I find that, amid the very mundane ordinariness of my life, the masses I attend at our parish church, during the week, and on Sundays, are a light. A beacon. A help. I get past the ordinariness, the drama, the crossness, the tiredness, the self-centredness, and am encouraged to be with God. To think of God. To pray. To receive our Lord. To be part of that sacredness.

Does this make look fat?

A perennial question for many women, myself included.

And, yet, for many of us, our varying degress of fatness serve a purpose.

A purpose?

Yes, a purpose that often clouds other issues, that we think is valid but that may be a Trojan horse.

Over at our fitness blog, Lean But Not Mean, we have discussed overweight and sexual identity.

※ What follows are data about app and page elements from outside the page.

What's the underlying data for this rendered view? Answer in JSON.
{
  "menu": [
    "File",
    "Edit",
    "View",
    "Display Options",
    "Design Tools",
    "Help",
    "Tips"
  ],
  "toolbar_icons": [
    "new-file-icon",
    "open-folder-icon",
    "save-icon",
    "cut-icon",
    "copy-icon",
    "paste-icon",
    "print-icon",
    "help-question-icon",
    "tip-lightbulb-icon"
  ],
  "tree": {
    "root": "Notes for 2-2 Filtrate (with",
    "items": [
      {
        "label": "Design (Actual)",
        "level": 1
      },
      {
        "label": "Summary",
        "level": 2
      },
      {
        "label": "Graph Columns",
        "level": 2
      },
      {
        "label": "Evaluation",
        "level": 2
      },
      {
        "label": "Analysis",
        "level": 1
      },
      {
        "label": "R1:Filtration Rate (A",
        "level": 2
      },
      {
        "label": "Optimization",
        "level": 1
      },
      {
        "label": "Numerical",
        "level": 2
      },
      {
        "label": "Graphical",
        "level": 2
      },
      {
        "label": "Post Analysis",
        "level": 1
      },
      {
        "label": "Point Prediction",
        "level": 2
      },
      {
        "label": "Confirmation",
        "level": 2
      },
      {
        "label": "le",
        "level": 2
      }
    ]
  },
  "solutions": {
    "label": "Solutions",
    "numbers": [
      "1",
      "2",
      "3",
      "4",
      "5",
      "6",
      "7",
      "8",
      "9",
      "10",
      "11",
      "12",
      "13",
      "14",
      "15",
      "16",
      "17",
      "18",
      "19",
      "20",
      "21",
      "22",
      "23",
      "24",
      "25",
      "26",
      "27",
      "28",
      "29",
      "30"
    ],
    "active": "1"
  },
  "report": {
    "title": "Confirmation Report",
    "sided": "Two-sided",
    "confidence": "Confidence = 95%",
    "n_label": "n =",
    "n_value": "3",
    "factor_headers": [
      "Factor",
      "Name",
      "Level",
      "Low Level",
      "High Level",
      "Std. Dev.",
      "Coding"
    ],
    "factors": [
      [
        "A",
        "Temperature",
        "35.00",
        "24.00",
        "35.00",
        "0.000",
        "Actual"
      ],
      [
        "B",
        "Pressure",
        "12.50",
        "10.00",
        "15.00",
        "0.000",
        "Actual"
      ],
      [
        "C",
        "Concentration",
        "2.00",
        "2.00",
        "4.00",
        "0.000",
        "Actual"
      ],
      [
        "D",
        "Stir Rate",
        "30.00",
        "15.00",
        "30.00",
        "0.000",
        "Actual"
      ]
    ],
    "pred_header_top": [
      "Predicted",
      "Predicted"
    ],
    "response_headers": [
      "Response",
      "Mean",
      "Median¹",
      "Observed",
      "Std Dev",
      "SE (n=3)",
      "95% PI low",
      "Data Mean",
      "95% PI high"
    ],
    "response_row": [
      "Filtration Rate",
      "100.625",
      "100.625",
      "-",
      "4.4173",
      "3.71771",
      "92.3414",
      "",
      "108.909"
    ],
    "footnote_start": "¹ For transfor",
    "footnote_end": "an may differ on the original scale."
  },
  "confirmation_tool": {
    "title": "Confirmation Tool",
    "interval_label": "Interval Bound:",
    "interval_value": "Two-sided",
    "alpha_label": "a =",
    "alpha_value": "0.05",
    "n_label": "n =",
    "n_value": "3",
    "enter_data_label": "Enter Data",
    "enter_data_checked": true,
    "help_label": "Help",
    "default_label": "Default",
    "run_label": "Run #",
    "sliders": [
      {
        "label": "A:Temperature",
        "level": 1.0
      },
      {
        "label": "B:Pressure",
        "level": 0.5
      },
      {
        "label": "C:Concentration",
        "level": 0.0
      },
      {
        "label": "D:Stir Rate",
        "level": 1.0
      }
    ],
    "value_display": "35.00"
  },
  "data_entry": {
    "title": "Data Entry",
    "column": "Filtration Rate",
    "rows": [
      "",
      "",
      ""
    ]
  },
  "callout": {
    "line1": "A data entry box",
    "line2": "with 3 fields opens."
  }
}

Does being overweight protect us from unwanted attention from men?

To be frank, I am not now nor ever was a sex symbol. I am just not the type of woman who attracts that sort of attention.

This doesn't mean that I am not a sexual being, with my own needs or hungers. Simply that others don't perceive me in that way.

And that is okay with me.

However, overweight can serve a purpose - perhaps for some that purpose above. For others it may be a hiding place, a security blanket.

For me, it was a symptom of something else in my life. A body with health problems, that caused my weight to skyrocket. Certainly. But also a symptom of a mind with issues to solve, about being what others wanted and not being me. About shelving things. About a childhood of using food as a panacea. About defying my parent. Changing paradigms.

I think I needed a focus on health , not looks - and to be honest, even with losing weight, I am still no sex object so there are still no unwanted advances. My size didn't protect me from anything, there wasn't anything to protect from.

Instead, my size was a barrier that ended up working against me, it stopped me from truly being who I am. I wasn't as free to move around and experience the joy of things, things like climbing trees , because of my size. Now those things are open for me again. Truly liberating, and not in a looks or sexual sense but in a quality of life sense.....

I try to remember that we are obliged to regard our body as good and to hold it in honour (Catechism of the Catholic Church ).

364 The human body shares in the dignity of "the image of God": it is a human body precisely because it is animated by a spiritual soul, and it is the whole human person that is intended to become, in the body of Christ, a temple of the Spirit:
Man, though made of body and soul, is a unity. Through his very bodily condition he sums up in himself the elements of the material world. Through him they are thus brought to their highest perfection and can raise their voice in praise freely given to the Creator. For this reason man may not despise his bodily life. Rather he is obliged to regard his body as good and to hold it in honor since God has created it and will raise it up on the last day.

So do I look fat in this? And do I care? Yes. And No.

Monday, February 02, 2009

What did you learn today?

On the Presentation of Our Lord, on Candlemas?

Anthony learned how to mow the lawn, with older brother Alexander's help.